Living in the Shadow of the End Times
Many of us have been steeped in doomsday predictions since we were old enough to be aware of the wider world. Some of us have watched the Nostradamus documentary, “The Man Who Saw Tomorrow”, and then spent years waiting for the seer’s various grim predictions to come to pass. People half-jokingly describe their contingency plans for when humans start resorting to cannibalism, or when nuclear war destroys most of life on Earth.
In recent decades, popular sentiments around these sorts of end-times scenarios began to shift. It seemed likelier that the human race would meet its demise through environmental catastrophe rather than through any devastation wreaked by an atomic bomb. The media swarms with dire forecasts for the future. Many of these have now reached their culmination with all the talk of global warming, the end of the Mayan calendar, the film “2012” and other apocalyptic hoopla.

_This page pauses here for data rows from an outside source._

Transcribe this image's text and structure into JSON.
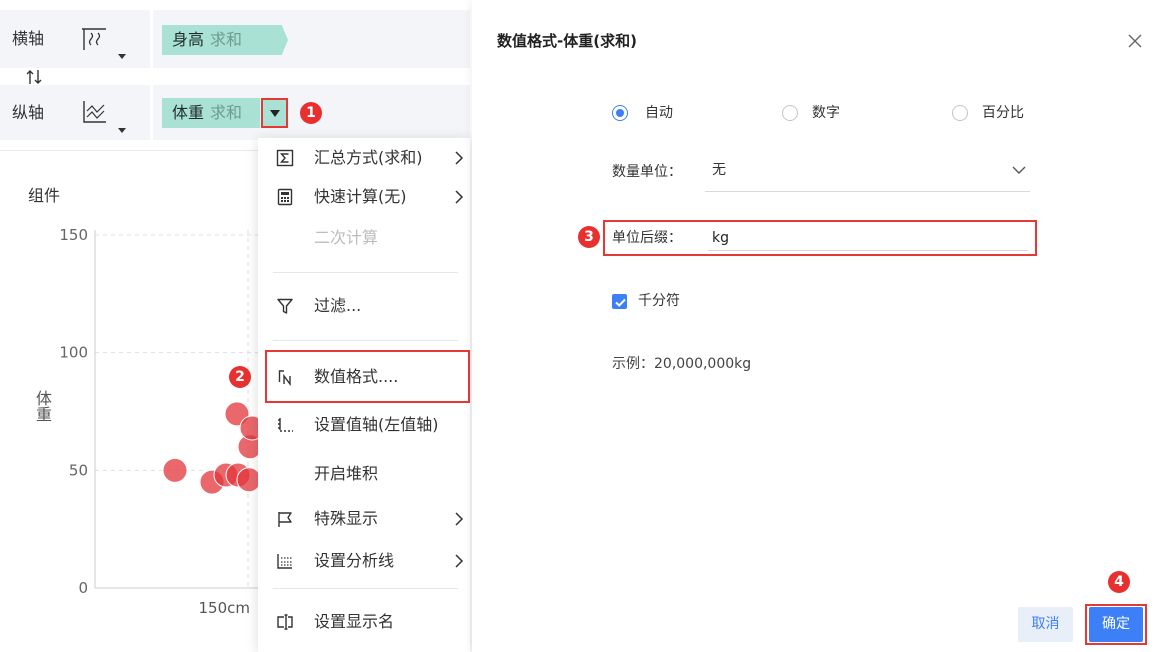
{
  "axes_panel": {
    "x_axis": {
      "label": "横轴",
      "icon": "horizontal-axis-chart-icon",
      "field": {
        "name": "身高",
        "agg": "求和"
      }
    },
    "swap_icon": "swap-axes-icon",
    "y_axis": {
      "label": "纵轴",
      "icon": "vertical-axis-chart-icon",
      "field": {
        "name": "体重",
        "agg": "求和"
      },
      "dropdown_icon": "caret-down-icon"
    }
  },
  "chart_data": {
    "type": "scatter",
    "title": "组件",
    "ylabel": "体重",
    "ylim": [
      0,
      150
    ],
    "y_ticks": [
      0,
      50,
      100,
      150
    ],
    "y_tick_labels": [
      "0",
      "50",
      "100",
      "150"
    ],
    "x_ticks": [
      150
    ],
    "x_tick_labels": [
      "150cm"
    ],
    "grid": true,
    "series": [
      {
        "color": "#e3343b",
        "points": [
          {
            "x": 142.7,
            "y": 50
          },
          {
            "x": 146.4,
            "y": 45
          },
          {
            "x": 147.8,
            "y": 48
          },
          {
            "x": 148.9,
            "y": 74
          },
          {
            "x": 149.0,
            "y": 48
          },
          {
            "x": 150.1,
            "y": 46
          },
          {
            "x": 150.2,
            "y": 60
          },
          {
            "x": 150.4,
            "y": 68
          }
        ]
      }
    ]
  },
  "context_menu": {
    "items": [
      {
        "label": "汇总方式(求和)",
        "icon": "sigma-icon",
        "has_submenu": true,
        "disabled": false
      },
      {
        "label": "快速计算(无)",
        "icon": "calculator-icon",
        "has_submenu": true,
        "disabled": false
      },
      {
        "label": "二次计算",
        "icon": null,
        "has_submenu": false,
        "disabled": true
      },
      {
        "label": "过滤...",
        "icon": "filter-icon",
        "has_submenu": false,
        "disabled": false
      },
      {
        "label": "数值格式....",
        "icon": "number-format-icon",
        "has_submenu": false,
        "disabled": false,
        "highlighted": true
      },
      {
        "label": "设置值轴(左值轴)",
        "icon": "value-axis-icon",
        "has_submenu": false,
        "disabled": false
      },
      {
        "label": "开启堆积",
        "icon": null,
        "has_submenu": false,
        "disabled": false
      },
      {
        "label": "特殊显示",
        "icon": "flag-icon",
        "has_submenu": true,
        "disabled": false
      },
      {
        "label": "设置分析线",
        "icon": "analysis-line-icon",
        "has_submenu": true,
        "disabled": false
      },
      {
        "label": "设置显示名",
        "icon": "rename-icon",
        "has_submenu": false,
        "disabled": false
      }
    ]
  },
  "dialog": {
    "title": "数值格式-体重(求和)",
    "close_icon": "close-icon",
    "format_type": {
      "options": [
        "自动",
        "数字",
        "百分比"
      ],
      "selected": "自动"
    },
    "unit": {
      "label": "数量单位：",
      "value": "无"
    },
    "suffix": {
      "label": "单位后缀：",
      "value": "kg"
    },
    "thousands_separator": {
      "label": "千分符",
      "checked": true
    },
    "example": "示例：20,000,000kg",
    "buttons": {
      "cancel": "取消",
      "confirm": "确定"
    }
  },
  "step_badges": [
    "1",
    "2",
    "3",
    "4"
  ],
  "colors": {
    "accent": "#3d7ff6",
    "badge": "#e8312f",
    "highlight_border": "#e53935",
    "field_pill": "#a9e2d5",
    "point": "#e3343b"
  }
}
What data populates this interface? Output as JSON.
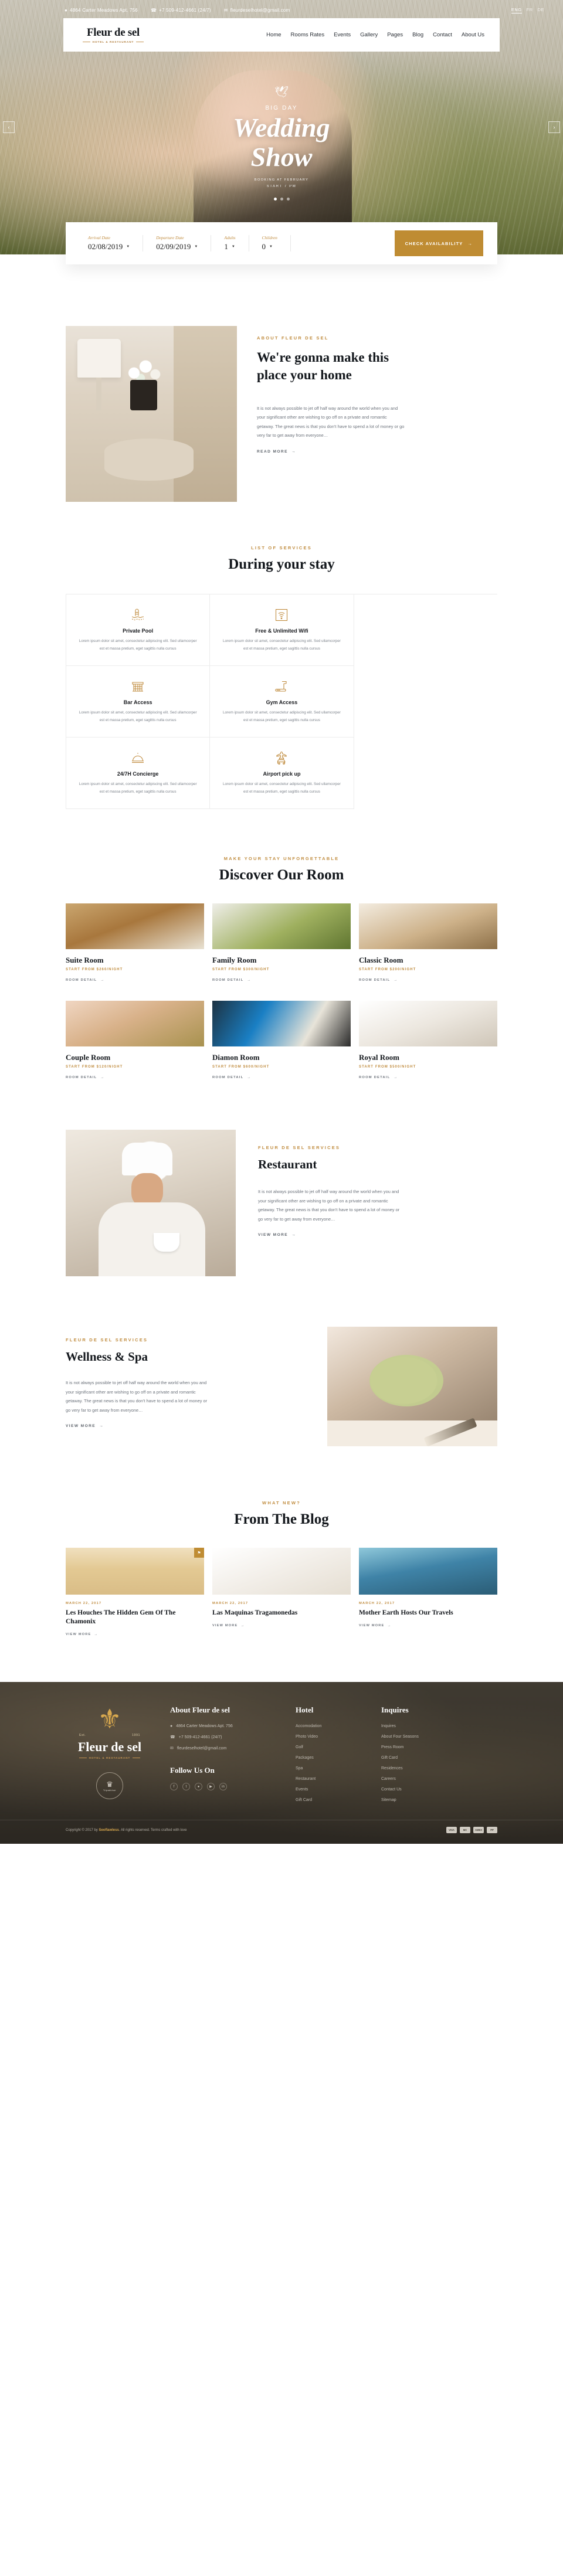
{
  "topbar": {
    "address": "4864 Carter Meadows Apt. 756",
    "phone": "+7 509-412-4661 (24/7)",
    "email": "fleurdeselhotel@gmail.com",
    "languages": [
      "ENG",
      "FR",
      "DE"
    ],
    "active_language": "ENG",
    "icons": {
      "location": "location-pin-icon",
      "phone": "phone-icon",
      "mail": "envelope-icon"
    }
  },
  "brand": {
    "name": "Fleur de sel",
    "tagline": "HOTEL & RESTAURANT"
  },
  "nav": {
    "items": [
      "Home",
      "Rooms Rates",
      "Events",
      "Gallery",
      "Pages",
      "Blog",
      "Contact",
      "About Us"
    ]
  },
  "hero": {
    "kicker": "BIG DAY",
    "title_line1": "Wedding",
    "title_line2": "Show",
    "subtitle": "BOOKING AT FEBRUARY",
    "time": "START 7 PM",
    "prev_arrow": "‹",
    "next_arrow": "›",
    "dove_icon": "dove-icon",
    "slide_count": 3,
    "active_slide": 1
  },
  "booking": {
    "fields": [
      {
        "label": "Arrival Date",
        "value": "02/08/2019"
      },
      {
        "label": "Departure Date",
        "value": "02/09/2019"
      },
      {
        "label": "Adults",
        "value": "1"
      },
      {
        "label": "Children",
        "value": "0"
      }
    ],
    "button": "CHECK AVAILABILITY",
    "button_arrow": "→",
    "accent": "#bf8c33"
  },
  "about": {
    "kicker": "ABOUT FLEUR DE SEL",
    "title": "We're gonna make this place your home",
    "paragraph": "It is not always possible to jet off half way around the world when you and your significant other are wishing to go off on a private and romantic getaway. The great news is that you don't have to spend a lot of money or go very far to get away from everyone…",
    "bold_word": "your",
    "read_more": "READ MORE",
    "arrow": "→"
  },
  "services": {
    "kicker": "LIST OF SERVICES",
    "title": "During your stay",
    "items": [
      {
        "icon": "pool-icon",
        "glyph": "⛱",
        "title": "Private Pool",
        "desc": "Lorem ipsum dolor sit amet, consectetur adipiscing elit. Sed ullamcorper est et massa pretium, eget sagittis nulla cursus"
      },
      {
        "icon": "wifi-icon",
        "glyph": "▽",
        "title": "Free & Unlimited Wifi",
        "desc": "Lorem ipsum dolor sit amet, consectetur adipiscing elit. Sed ullamcorper est et massa pretium, eget sagittis nulla cursus"
      },
      {
        "icon": "bar-icon",
        "glyph": "☰",
        "title": "Bar Access",
        "desc": "Lorem ipsum dolor sit amet, consectetur adipiscing elit. Sed ullamcorper est et massa pretium, eget sagittis nulla cursus"
      },
      {
        "icon": "treadmill-icon",
        "glyph": "⛳",
        "title": "Gym Access",
        "desc": "Lorem ipsum dolor sit amet, consectetur adipiscing elit. Sed ullamcorper est et massa pretium, eget sagittis nulla cursus"
      },
      {
        "icon": "bell-icon",
        "glyph": "⌂",
        "title": "24/7H Concierge",
        "desc": "Lorem ipsum dolor sit amet, consectetur adipiscing elit. Sed ullamcorper est et massa pretium, eget sagittis nulla cursus"
      },
      {
        "icon": "airplane-car-icon",
        "glyph": "✈",
        "title": "Airport pick up",
        "desc": "Lorem ipsum dolor sit amet, consectetur adipiscing elit. Sed ullamcorper est et massa pretium, eget sagittis nulla cursus"
      }
    ]
  },
  "rooms": {
    "kicker": "MAKE YOUR STAY UNFORGETTABLE",
    "title": "Discover Our Room",
    "detail_label": "ROOM DETAIL",
    "arrow": "→",
    "items": [
      {
        "name": "Suite Room",
        "price": "START FROM $260/NIGHT",
        "img": "img-suite"
      },
      {
        "name": "Family Room",
        "price": "START FROM $300/NIGHT",
        "img": "img-family"
      },
      {
        "name": "Classic Room",
        "price": "START FROM $200/NIGHT",
        "img": "img-classic"
      },
      {
        "name": "Couple Room",
        "price": "START FROM $120/NIGHT",
        "img": "img-couple"
      },
      {
        "name": "Diamon Room",
        "price": "START FROM $600/NIGHT",
        "img": "img-diamon"
      },
      {
        "name": "Royal Room",
        "price": "START FROM $500/NIGHT",
        "img": "img-royal"
      }
    ]
  },
  "restaurant": {
    "kicker": "FLEUR DE SEL SERVICES",
    "title": "Restaurant",
    "paragraph": "It is not always possible to jet off half way around the world when you and your significant other are wishing to go off on a private and romantic getaway. The great news is that you don't have to spend a lot of money or go very far to get away from everyone…",
    "read_more": "VIEW MORE",
    "arrow": "→"
  },
  "spa": {
    "kicker": "FLEUR DE SEL SERVICES",
    "title": "Wellness & Spa",
    "paragraph": "It is not always possible to jet off half way around the world when you and your significant other are wishing to go off on a private and romantic getaway. The great news is that you don't have to spend a lot of money or go very far to get away from everyone…",
    "read_more": "VIEW MORE",
    "arrow": "→"
  },
  "blog": {
    "kicker": "WHAT NEW?",
    "title": "From The Blog",
    "read_label": "VIEW MORE",
    "arrow": "→",
    "badge_icon": "bookmark-icon",
    "badge_glyph": "⚑",
    "posts": [
      {
        "date": "MARCH 22, 2017",
        "title": "Les Houches The Hidden Gem Of The Chamonix",
        "img": "img-beach",
        "badge": true
      },
      {
        "date": "MARCH 22, 2017",
        "title": "Las Maquinas Tragamonedas",
        "img": "img-food",
        "badge": false
      },
      {
        "date": "MARCH 22, 2017",
        "title": "Mother Earth Hosts Our Travels",
        "img": "img-pool",
        "badge": false
      }
    ]
  },
  "footer": {
    "brand_icon": "fleur-de-lis-icon",
    "brand_glyph": "⚜",
    "est_left": "Est.",
    "est_right": "1991",
    "brand_name": "Fleur de sel",
    "brand_tagline": "HOTEL & RESTAURANT",
    "award_icon": "trophy-icon",
    "award_glyph": "♛",
    "award_label": "Tripadvisor",
    "about_heading": "About Fleur de sel",
    "contact": {
      "address": "4864 Carter Meadows Apt. 756",
      "phone": "+7 509-412-4661 (24/7)",
      "email": "fleurdeselhotel@gmail.com"
    },
    "follow_heading": "Follow Us On",
    "socials": [
      "f",
      "t",
      "●",
      "▶",
      "in"
    ],
    "columns": [
      {
        "heading": "Hotel",
        "links": [
          "Accomodation",
          "Photo Video",
          "Golf",
          "Packages",
          "Spa",
          "Restaurant",
          "Events",
          "Gift Card"
        ]
      },
      {
        "heading": "Inquires",
        "links": [
          "Inquires",
          "About Four Seasons",
          "Press Room",
          "Gift Card",
          "Residences",
          "Careers",
          "Contact Us",
          "Sitemap"
        ]
      }
    ],
    "copyright_prefix": "Copyright © 2017 by ",
    "copyright_brand": "Seoflawless",
    "copyright_suffix": ". All rights reserved. Terms crafted with love",
    "payments": [
      "VISA",
      "MC",
      "AMEX",
      "PP"
    ]
  }
}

No one, no matter how psychically-inclined they may be, can predict the future with unerring accuracy. We are each creating our personal reality in every moment. Even the past is not as concrete as it appears to our perception. But it’s obvious that those of us who’re alive in this time and place have incarnated into a overarching scenario wherein the life of the Earth is in jeopardy. Some New Age thinkers, as well as channelers such as Edgar Cayce, have claimed that this crisis has been precipitated before. It was faced by peoples long vanished, who are now only hinted at in our murkiest legends (Lemuria, Mu and Atlantis are among the best-known examples of such vanished civilizations).
It’s possible that we all possess some unconscious knowledge that pertains to this crisis. We are not living in the “shadow of the end times” by accident. On some levels this experience is familiar. On the inside, none of us are really surprised to see it manifesting, even though we may be shocked, frightened and upset on the surface. The arrival of this crisis was somehow expected, just like the advent of swift technological progress was. Perhaps we anticipated such things because we chose to be born in this age in order to meet such challenges.
For any adventure of consciousness to have meaning, the risks must be real. We learn the value of life partially through our awareness of what we stand to lose. This suggests that we are emotionally and spiritually equipped to rise to this crisis and prevail. At the same time, no faith, karma, or fate can ensure that we actually will overcome this. Freedom of choice is ours, and we are responsible for both the triumphs and the tragedies that we manifest through our use of our divine gift of creativity.